- [What is being asked] Every entry below should come back unchanged, except that the pictures are dropped.

• • • • •

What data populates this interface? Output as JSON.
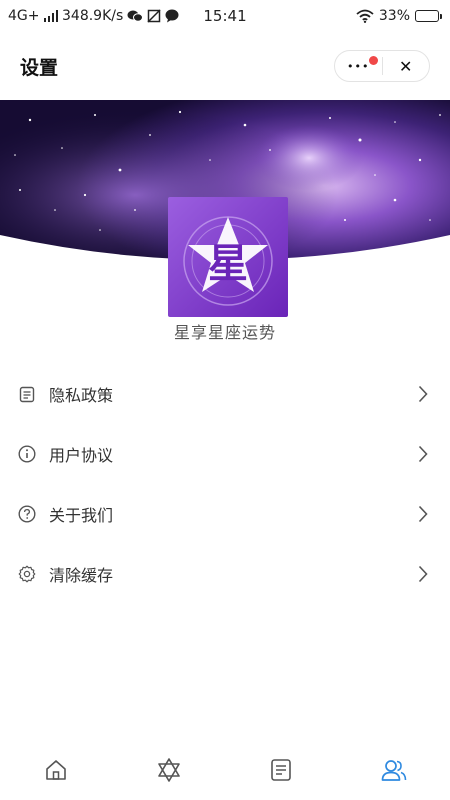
{
  "status_bar": {
    "network": "4G+",
    "speed": "348.9K/s",
    "time": "15:41",
    "battery_text": "33%",
    "battery_level": 0.33,
    "icons": [
      "signal-icon",
      "wechat-icon",
      "no-image-icon",
      "message-icon",
      "wifi-icon",
      "battery-icon"
    ]
  },
  "header": {
    "title": "设置",
    "more_label": "•••",
    "close_label": "✕"
  },
  "app": {
    "name": "星享星座运势",
    "logo_glyph": "星"
  },
  "menu": [
    {
      "label": "隐私政策",
      "icon": "document-icon"
    },
    {
      "label": "用户协议",
      "icon": "info-icon"
    },
    {
      "label": "关于我们",
      "icon": "question-icon"
    },
    {
      "label": "清除缓存",
      "icon": "gear-icon"
    }
  ],
  "tab_bar": {
    "tabs": [
      {
        "icon": "home-icon",
        "active": false
      },
      {
        "icon": "hexagram-icon",
        "active": false
      },
      {
        "icon": "article-icon",
        "active": false
      },
      {
        "icon": "users-icon",
        "active": true
      }
    ],
    "active_color": "#2f8ae0",
    "inactive_color": "#555555"
  },
  "colors": {
    "accent_red": "#f04848",
    "logo_purple": "#7b35c9",
    "banner_dark": "#1a0f3d"
  }
}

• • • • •

- [Response below]
What data populates this interface? Output as JSON.
{
  "status_bar": {
    "network": "4G+",
    "speed": "348.9K/s",
    "time": "15:41",
    "battery_text": "33%",
    "battery_level": 0.33,
    "icons": [
      "signal-icon",
      "wechat-icon",
      "no-image-icon",
      "message-icon",
      "wifi-icon",
      "battery-icon"
    ]
  },
  "header": {
    "title": "设置",
    "more_label": "•••",
    "close_label": "✕"
  },
  "app": {
    "name": "星享星座运势",
    "logo_glyph": "星"
  },
  "menu": [
    {
      "label": "隐私政策",
      "icon": "document-icon"
    },
    {
      "label": "用户协议",
      "icon": "info-icon"
    },
    {
      "label": "关于我们",
      "icon": "question-icon"
    },
    {
      "label": "清除缓存",
      "icon": "gear-icon"
    }
  ],
  "tab_bar": {
    "tabs": [
      {
        "icon": "home-icon",
        "active": false
      },
      {
        "icon": "hexagram-icon",
        "active": false
      },
      {
        "icon": "article-icon",
        "active": false
      },
      {
        "icon": "users-icon",
        "active": true
      }
    ],
    "active_color": "#2f8ae0",
    "inactive_color": "#555555"
  },
  "colors": {
    "accent_red": "#f04848",
    "logo_purple": "#7b35c9",
    "banner_dark": "#1a0f3d"
  }
}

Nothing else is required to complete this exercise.